Being an anarchist, anything regarding auto-sufficiency is of a huge interest to me. The thought alone that I am so dependent on other peoples knowledge (most of these commercialised through companies) is dwarfing to me. Most of my friends wouldn't even know how to grow a tomato, let alone change a door knob or fix a broken toilet. In the recent years, I have tried to combat that notion. We are more powerful and capable, than we ever give ourselves credit for.
That's why I'm fascinated with learing life skills, learning how to grow my own food, build my own house and repair my own clothes, tools and electronics. I am also intrigued by ideas about living without money, off the grid and minimalist life style. That is how Build a House made it to my bucket list.

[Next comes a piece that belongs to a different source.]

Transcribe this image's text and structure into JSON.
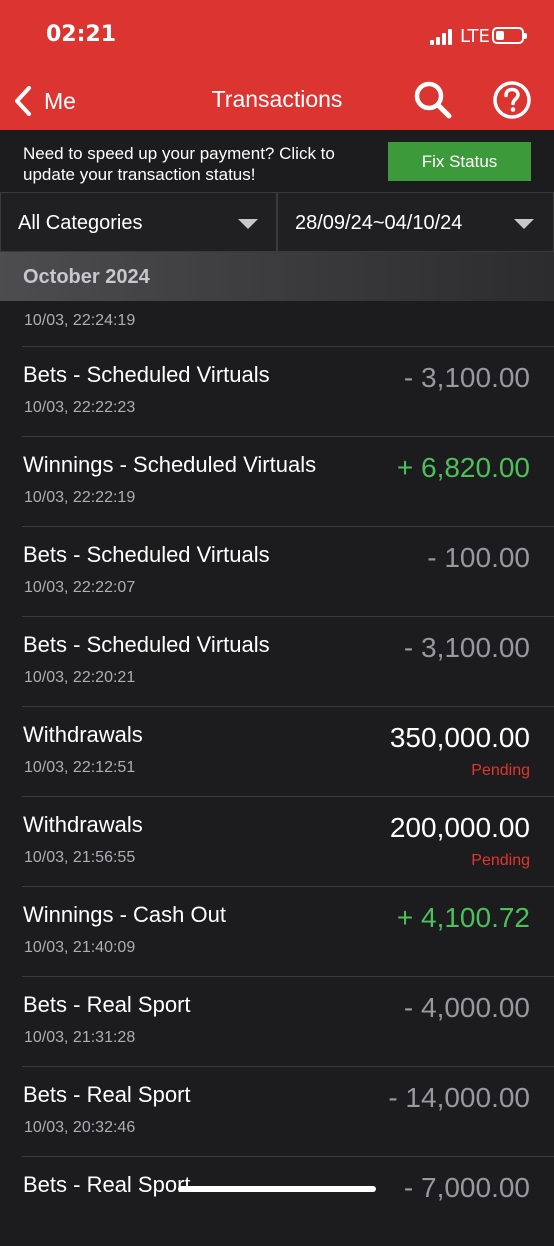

Said jokingly, how can I call myslef a man, if don't even know how to build a house? Well, now I do, and it was one of the most empowering experriences of my entire life! We were a bunch of people, with no skills or training, whatsoever, who set out to build this house in the mountains of Mexico. We leveled the ground, dug the wholes for the poles, filled cement bags with clay and dirt and build up the buttoms of the walls. Putting up the skeleton of the house took a lot of hands and a lot of work, but the results were breathtaking. One of the climaxes for me, were when me and two friends put in the floor on the first floor, the floor I would be sleeping on for the rest of my stay. Nothing quite beats sleeping on a floor you made yourself, under a roof you helped build and put up (with the moon and the stars visible through the windows.
We made the house with primitive tools and primitive means, often we would have to chop down a nearby tree, when we needed timber. My soft academic hands filled with blisters, but hardened over time. Every strike with a hammer to a nail, improved my precision and understanding of how the nail can make or break the wood. I had experience with axe work, but my skills vastly improved, as I had to make floor boards fit, fortify angles or cut firewood for the meals (all cooked over open fire).